Everybody loves Simon Says, Red Light Green Light, and Duck Duck Goose. But fun kids' group games have evolved quite a bit since the days when you were growing up.
If you look outside and see your back yard full of young people standing idle, don't panic. Here are some games for kids of all ages, which can adapt to the size of the group and require little or no equipment.
The Shoe Pile game works best if children have lots of different kinds of shoes on: flip-flops, sneakers, lace-up and Velcro. A group of children is divided into two teams for this relay game. All the children take off their shoes and throw them into a pile at one end of the yard, mixing up the shoes so the pairs are mixed up. Designate a starting line at the other end of the yard. At the "go" signal, the first person on each team runs across the yard, puts on any two shoes, runs back and tags the next player on his team, who follows suit, until all players have shoes on. The first team to finish is the winner.
Telephone Charades, sometimes called Charades Down the Line, is a group game that can be played indoors or out. It's a combination of the telephone game, in which a message is passed from person to person around a circle, and charades, where a message is acted out with no talking allowed.
Choose five or six participants and ask them to leave the room or area while the audience chooses something to act out: the sillier the better.

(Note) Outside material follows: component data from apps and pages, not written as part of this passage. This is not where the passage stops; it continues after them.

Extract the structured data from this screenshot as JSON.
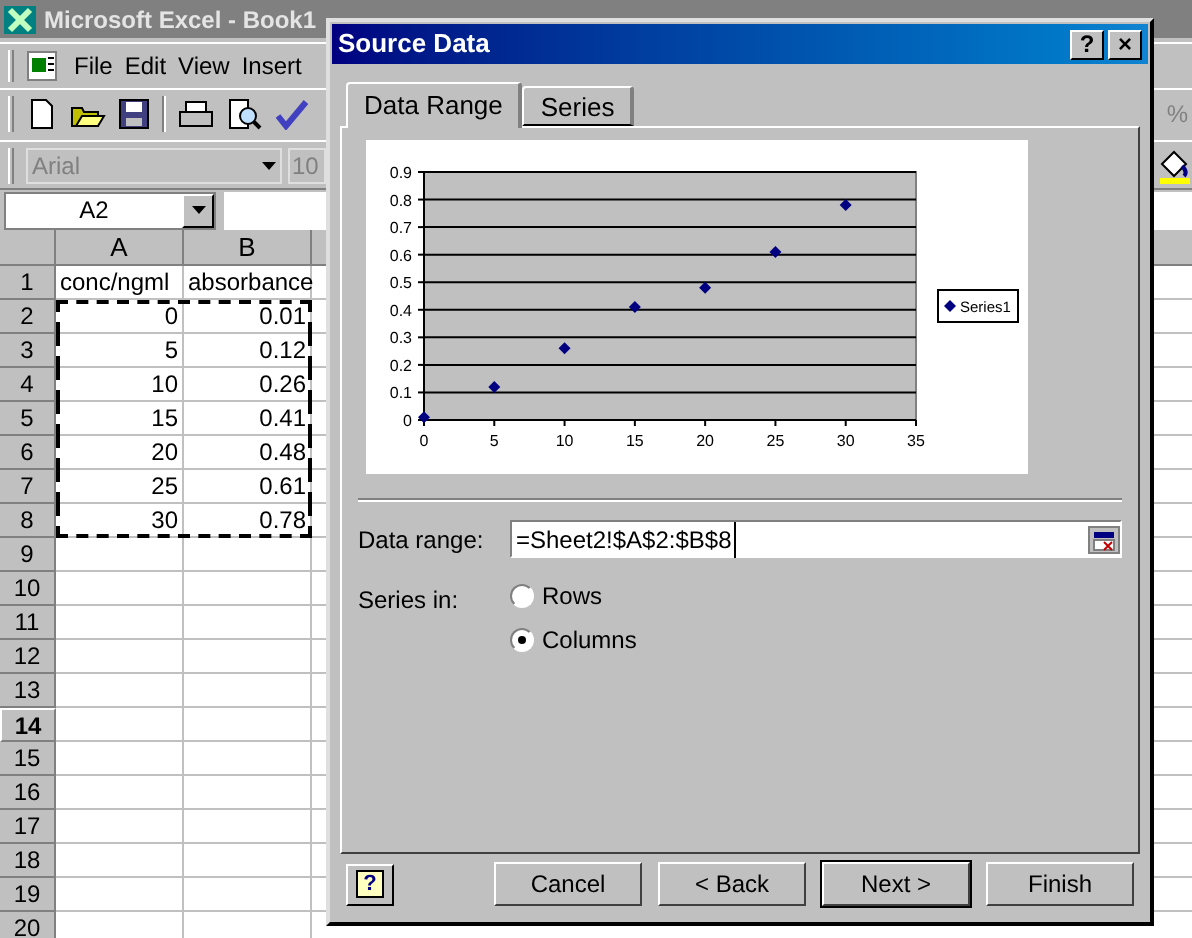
{
  "excel": {
    "title": "Microsoft Excel - Book1",
    "menu": [
      {
        "label": "File"
      },
      {
        "label": "Edit"
      },
      {
        "label": "View"
      },
      {
        "label": "Insert"
      }
    ],
    "zoom_fragment": "%",
    "font_box": {
      "value": "Arial"
    },
    "size_box": {
      "value": "10"
    },
    "name_box": {
      "value": "A2"
    },
    "columns": [
      "A",
      "B"
    ],
    "rows": [
      {
        "header": "1",
        "kind": "labels",
        "selected": false,
        "marked": false,
        "cells": [
          "conc/ngml",
          "absorbance"
        ]
      },
      {
        "header": "2",
        "kind": "numbers",
        "selected": false,
        "marked": true,
        "cells": [
          "0",
          "0.01"
        ]
      },
      {
        "header": "3",
        "kind": "numbers",
        "selected": false,
        "marked": true,
        "cells": [
          "5",
          "0.12"
        ]
      },
      {
        "header": "4",
        "kind": "numbers",
        "selected": false,
        "marked": true,
        "cells": [
          "10",
          "0.26"
        ]
      },
      {
        "header": "5",
        "kind": "numbers",
        "selected": false,
        "marked": true,
        "cells": [
          "15",
          "0.41"
        ]
      },
      {
        "header": "6",
        "kind": "numbers",
        "selected": false,
        "marked": true,
        "cells": [
          "20",
          "0.48"
        ]
      },
      {
        "header": "7",
        "kind": "numbers",
        "selected": false,
        "marked": true,
        "cells": [
          "25",
          "0.61"
        ]
      },
      {
        "header": "8",
        "kind": "numbers",
        "selected": false,
        "marked": true,
        "cells": [
          "30",
          "0.78"
        ]
      },
      {
        "header": "9",
        "selected": false,
        "marked": false
      },
      {
        "header": "10",
        "selected": false,
        "marked": false
      },
      {
        "header": "11",
        "selected": false,
        "marked": false
      },
      {
        "header": "12",
        "selected": false,
        "marked": false
      },
      {
        "header": "13",
        "selected": false,
        "marked": false
      },
      {
        "header": "14",
        "selected": true,
        "marked": false
      },
      {
        "header": "15",
        "selected": false,
        "marked": false
      },
      {
        "header": "16",
        "selected": false,
        "marked": false
      },
      {
        "header": "17",
        "selected": false,
        "marked": false
      },
      {
        "header": "18",
        "selected": false,
        "marked": false
      },
      {
        "header": "19",
        "selected": false,
        "marked": false
      },
      {
        "header": "20",
        "selected": false,
        "marked": false
      }
    ]
  },
  "dialog": {
    "title": "Source Data",
    "title_buttons": [
      "?",
      "×"
    ],
    "tabs": [
      {
        "label": "Data Range",
        "selected": true
      },
      {
        "label": "Series",
        "selected": false
      }
    ],
    "chart_data": {
      "type": "scatter",
      "x": [
        0,
        5,
        10,
        15,
        20,
        25,
        30
      ],
      "series": [
        {
          "name": "Series1",
          "color": "#000080",
          "values": [
            0.01,
            0.12,
            0.26,
            0.41,
            0.48,
            0.61,
            0.78
          ]
        }
      ],
      "xlim": [
        0,
        35
      ],
      "ylim": [
        0,
        0.9
      ],
      "xticks": [
        0,
        5,
        10,
        15,
        20,
        25,
        30,
        35
      ],
      "yticks": [
        0,
        0.1,
        0.2,
        0.3,
        0.4,
        0.5,
        0.6,
        0.7,
        0.8,
        0.9
      ],
      "grid": true
    },
    "data_range": {
      "label": "Data range:",
      "value": "=Sheet2!$A$2:$B$8"
    },
    "series_in": {
      "label": "Series in:",
      "options": [
        {
          "label": "Rows",
          "selected": false
        },
        {
          "label": "Columns",
          "selected": true
        }
      ]
    },
    "help_button": {
      "glyph": "?"
    },
    "buttons": [
      {
        "label": "Cancel",
        "default": false
      },
      {
        "label": "< Back",
        "default": false
      },
      {
        "label": "Next >",
        "default": true
      },
      {
        "label": "Finish",
        "default": false
      }
    ]
  }
}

The action can be giving a dog a bath, watching a football game, bungee jumping, a first date or any obscure act.
Bring in the participants and tell them to form a line and all face to the right. The leader reveals the act to the first person in line, who turns around and acts it out to the second person without using words or noises. The second person turns and acts out his interpretation to the third person, who does the same to the fourth person. The silent charades continue until it reaches the last person in line, who must then try to guess what the action was.
This game will make the players very dizzy, so be sure to play it on grass or a soft surface. Invite all players to stand in a circle with a broom or long stick in the middle. Demonstrate the challenge, which is to hold the stick upright on the end of your chin while looking up at the top of the stick; twirl around a set number of times (10 is fun, 20 is extreme); throw the stick on the ground and jump over it. The group's job is to count the number of twirls aloud, to remind the player to keep looking at the top of the stick, and to catch the player if he falls.
Players in Name-It Ball stand in a circle with lots of space between each other. The first person with the ball chooses a category, such as TV shows. He bounces the ball to another player, who must catch the ball and say something related to the category, such as "Sponge Bob Square Pants." He then bounces the ball to another player, who does the same. Anyone who can't come up with something from the category fast enough (within a time limit) is out.
Possible categories include cars, candy bars, sports, football teams, flowers, presidents and crayon colors.
Doors and Windows
Doors and Windows, a traditional Native American game, starts with all the children in a circle. The children spread out so that everyone's arms are straight, forming large spaces between kids. These are the windows and doors. One child starts running, weaving between children. The kids in the circle randomly drop their arms down to touch or trap the runner. Anyone who gets caught is out.
For children, rollerblading has become a new common fitness activity and has even moved into an extreme sport. Rollerblading, also known as inline skating, results in a significant number of accidents and injuries in children each year.
Exercise is an essential and inescapable ingredient of a healthy lifestyle for both children and adults. The American Heart Association recommends that all children age two and older engage in at least thirty minutes of moderate-intensity activities (cover-speak for exercise) each day, and vigorous exercise three to four times per week.
It's hard enough to think about exercise when you're single. When young children are suddenly underfoot, there's so many more factors to consider. Babysitters can be hard to find, or too expensive. Never fear, however.